7. New development methods. Unlike with BI reporting, analytics often demands that users explore the data and try different visualizations and analytical techniques before they can arrive at insights. Analytics often demands a different methodology from what has been used for traditional IT projects to develop applications. Instead of “waterfall” methods and cycles that only deliver at the end of (usually) one long cycle, many organizations are employing agile methods. These faster, incremental cycles have guided organizations toward greater business-IT collaboration, faster and more iterative development cycles, and ultimately higher quality and satisfaction.

8. Open source. Open source is rapidly becoming popular for infrastructure as well as analytics. Hadoop is a prime example of how these technologies are becoming important in analytics. On the analytics front, the emergence of the R language also indicates the growing popularity of open source. The open source Python programming language is also increasingly popular for analytics. Open source is important because it enables the rising innovation happening around the analytics ecosystem.

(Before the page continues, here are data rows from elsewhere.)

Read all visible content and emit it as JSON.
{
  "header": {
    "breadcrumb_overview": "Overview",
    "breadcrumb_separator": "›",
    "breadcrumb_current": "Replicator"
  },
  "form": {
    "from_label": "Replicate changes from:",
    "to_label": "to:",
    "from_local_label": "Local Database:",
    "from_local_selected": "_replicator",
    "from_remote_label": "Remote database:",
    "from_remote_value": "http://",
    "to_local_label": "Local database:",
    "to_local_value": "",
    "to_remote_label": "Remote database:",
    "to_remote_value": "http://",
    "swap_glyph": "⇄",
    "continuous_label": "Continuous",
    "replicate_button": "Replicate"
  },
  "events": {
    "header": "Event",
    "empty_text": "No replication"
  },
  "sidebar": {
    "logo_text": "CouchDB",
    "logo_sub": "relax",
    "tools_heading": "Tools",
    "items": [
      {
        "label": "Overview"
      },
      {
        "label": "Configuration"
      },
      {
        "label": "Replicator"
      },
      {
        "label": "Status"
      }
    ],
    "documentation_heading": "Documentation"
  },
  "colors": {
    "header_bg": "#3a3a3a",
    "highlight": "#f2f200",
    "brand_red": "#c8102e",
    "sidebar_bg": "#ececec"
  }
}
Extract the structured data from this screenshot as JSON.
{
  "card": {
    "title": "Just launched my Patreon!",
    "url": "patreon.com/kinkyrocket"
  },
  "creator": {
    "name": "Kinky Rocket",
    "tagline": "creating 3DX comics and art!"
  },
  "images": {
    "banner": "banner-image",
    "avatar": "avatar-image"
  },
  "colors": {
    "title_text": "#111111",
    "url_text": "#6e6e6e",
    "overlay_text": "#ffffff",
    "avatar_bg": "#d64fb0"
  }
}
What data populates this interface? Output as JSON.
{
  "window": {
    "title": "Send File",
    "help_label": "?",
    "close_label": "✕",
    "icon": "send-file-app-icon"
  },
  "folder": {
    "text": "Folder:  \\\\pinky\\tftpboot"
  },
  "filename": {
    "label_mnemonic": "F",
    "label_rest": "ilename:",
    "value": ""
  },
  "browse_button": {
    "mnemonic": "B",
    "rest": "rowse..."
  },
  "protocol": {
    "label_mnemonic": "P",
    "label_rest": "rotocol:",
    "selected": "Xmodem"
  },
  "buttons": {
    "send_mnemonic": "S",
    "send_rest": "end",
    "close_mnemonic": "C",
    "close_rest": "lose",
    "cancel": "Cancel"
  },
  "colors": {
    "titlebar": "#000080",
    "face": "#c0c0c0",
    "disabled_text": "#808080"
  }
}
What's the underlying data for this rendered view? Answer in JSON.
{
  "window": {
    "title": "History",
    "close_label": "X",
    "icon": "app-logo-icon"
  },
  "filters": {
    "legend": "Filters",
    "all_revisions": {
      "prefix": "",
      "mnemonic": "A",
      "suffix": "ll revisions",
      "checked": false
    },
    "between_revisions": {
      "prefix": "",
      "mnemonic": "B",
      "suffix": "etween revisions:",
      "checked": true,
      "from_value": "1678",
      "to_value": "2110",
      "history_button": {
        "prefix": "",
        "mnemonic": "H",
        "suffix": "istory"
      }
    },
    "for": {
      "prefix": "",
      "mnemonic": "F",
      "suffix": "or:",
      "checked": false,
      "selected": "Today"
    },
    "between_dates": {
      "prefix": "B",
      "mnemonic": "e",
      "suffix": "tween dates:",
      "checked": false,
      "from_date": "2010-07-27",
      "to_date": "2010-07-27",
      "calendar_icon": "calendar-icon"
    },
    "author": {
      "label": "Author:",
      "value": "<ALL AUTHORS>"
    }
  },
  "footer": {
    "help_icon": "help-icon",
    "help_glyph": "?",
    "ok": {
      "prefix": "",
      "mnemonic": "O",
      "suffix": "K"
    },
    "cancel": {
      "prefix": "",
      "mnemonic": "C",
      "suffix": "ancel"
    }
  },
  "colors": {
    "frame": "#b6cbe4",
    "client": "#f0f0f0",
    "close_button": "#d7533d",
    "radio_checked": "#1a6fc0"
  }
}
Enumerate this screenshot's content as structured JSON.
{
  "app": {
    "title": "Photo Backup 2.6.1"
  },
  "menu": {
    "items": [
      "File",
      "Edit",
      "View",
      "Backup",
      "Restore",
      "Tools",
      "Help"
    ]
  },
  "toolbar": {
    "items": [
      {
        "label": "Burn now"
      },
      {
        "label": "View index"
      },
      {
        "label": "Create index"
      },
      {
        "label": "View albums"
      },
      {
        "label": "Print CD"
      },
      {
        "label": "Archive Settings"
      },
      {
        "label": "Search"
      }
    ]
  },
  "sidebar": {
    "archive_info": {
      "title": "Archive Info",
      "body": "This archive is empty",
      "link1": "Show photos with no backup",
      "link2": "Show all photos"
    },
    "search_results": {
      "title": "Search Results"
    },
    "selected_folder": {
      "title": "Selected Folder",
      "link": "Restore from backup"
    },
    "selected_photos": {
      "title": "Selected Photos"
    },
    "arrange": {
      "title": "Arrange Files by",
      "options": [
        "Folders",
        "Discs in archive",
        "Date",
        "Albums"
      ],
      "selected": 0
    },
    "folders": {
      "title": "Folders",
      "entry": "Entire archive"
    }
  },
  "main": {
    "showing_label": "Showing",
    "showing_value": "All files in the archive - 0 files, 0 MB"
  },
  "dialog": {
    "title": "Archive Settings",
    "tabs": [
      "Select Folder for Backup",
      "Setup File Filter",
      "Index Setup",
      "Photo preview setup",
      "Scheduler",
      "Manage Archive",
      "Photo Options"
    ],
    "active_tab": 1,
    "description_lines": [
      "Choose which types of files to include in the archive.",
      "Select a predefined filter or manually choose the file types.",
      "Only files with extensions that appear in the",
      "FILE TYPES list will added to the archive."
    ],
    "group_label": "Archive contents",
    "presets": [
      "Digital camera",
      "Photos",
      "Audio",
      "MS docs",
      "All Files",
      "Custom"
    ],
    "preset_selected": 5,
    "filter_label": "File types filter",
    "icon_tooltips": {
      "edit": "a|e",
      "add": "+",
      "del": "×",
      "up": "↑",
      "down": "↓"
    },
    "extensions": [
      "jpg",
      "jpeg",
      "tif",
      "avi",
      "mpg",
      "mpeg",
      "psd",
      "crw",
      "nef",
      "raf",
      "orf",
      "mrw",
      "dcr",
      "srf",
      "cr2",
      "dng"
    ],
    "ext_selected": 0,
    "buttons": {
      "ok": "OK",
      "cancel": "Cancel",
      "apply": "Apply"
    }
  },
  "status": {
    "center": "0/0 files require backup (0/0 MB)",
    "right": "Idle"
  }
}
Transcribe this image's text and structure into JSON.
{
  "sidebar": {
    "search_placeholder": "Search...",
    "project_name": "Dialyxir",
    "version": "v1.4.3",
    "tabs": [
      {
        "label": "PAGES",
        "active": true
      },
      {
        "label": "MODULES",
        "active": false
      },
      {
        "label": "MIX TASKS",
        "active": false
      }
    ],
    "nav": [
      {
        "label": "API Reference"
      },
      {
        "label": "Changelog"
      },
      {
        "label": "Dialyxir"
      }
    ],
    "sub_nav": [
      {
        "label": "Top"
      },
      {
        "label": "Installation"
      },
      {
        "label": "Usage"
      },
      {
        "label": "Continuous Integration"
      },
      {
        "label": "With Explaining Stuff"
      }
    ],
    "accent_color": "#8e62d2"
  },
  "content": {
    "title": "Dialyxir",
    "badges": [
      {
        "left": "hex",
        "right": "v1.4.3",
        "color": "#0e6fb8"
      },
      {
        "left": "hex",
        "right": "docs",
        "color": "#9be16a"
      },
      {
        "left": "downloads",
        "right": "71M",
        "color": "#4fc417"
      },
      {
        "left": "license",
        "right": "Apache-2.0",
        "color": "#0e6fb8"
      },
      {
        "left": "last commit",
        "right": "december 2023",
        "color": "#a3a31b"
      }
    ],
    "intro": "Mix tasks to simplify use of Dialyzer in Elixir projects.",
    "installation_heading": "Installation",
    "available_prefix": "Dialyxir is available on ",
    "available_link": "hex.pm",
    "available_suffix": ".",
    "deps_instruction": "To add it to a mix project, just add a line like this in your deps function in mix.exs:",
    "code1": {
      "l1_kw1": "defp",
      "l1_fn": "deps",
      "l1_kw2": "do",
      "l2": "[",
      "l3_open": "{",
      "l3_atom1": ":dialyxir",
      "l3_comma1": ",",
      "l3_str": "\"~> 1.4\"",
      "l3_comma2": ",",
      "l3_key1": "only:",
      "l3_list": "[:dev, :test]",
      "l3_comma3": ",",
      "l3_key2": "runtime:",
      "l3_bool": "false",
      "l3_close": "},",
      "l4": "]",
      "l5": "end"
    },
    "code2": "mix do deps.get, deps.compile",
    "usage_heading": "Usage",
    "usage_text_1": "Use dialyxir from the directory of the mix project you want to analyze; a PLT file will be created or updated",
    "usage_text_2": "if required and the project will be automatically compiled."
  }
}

9. The cloud. Although it has taken longer than some expected for the cloud to be used in BI, it is now entering the mainstream. One reason organizations are trying to move toward the cloud is to offset costs with zero capital expenditure on infrastructure, maintenance, and even personnel—to make BI more cost-effective. Additionally, deployment is faster. More often, companies are capturing big data in the cloud and experimenting with it there. Based on analysis, certain data is brought on premises to the data warehouse.

10. Mobile BI and analytics. The increasing adoption of mobile devices has opened up new platforms from which users can access data and both initiate and consume analytics. Executives on the go can apply analytics to gain deeper insight into business performance metrics, while frontline sales and service personnel can improve customer engagements by consuming data visualizations that integrate relevant data about warranty claims, customer preferences, and more.


11. Storytelling. As analytics and advanced analytics become more mainstream, being able to tell a data story with these technologies is becoming an important skill. A narrative that includes analysis can move beyond recounting facts to weave together pieces of analysis to make an impact and drive people to action.

TDWI researchers see two different kinds of data stories emerging. The first is one-time storytelling with a classic beginning, middle, and end, and often ends with a call to action. Modern storytelling is dynamic and often changes through time. It might use online dashboards or storyboards that are updated when new data arrives. The analysis is typically shared with others who comment and build an iterative and often interactive story.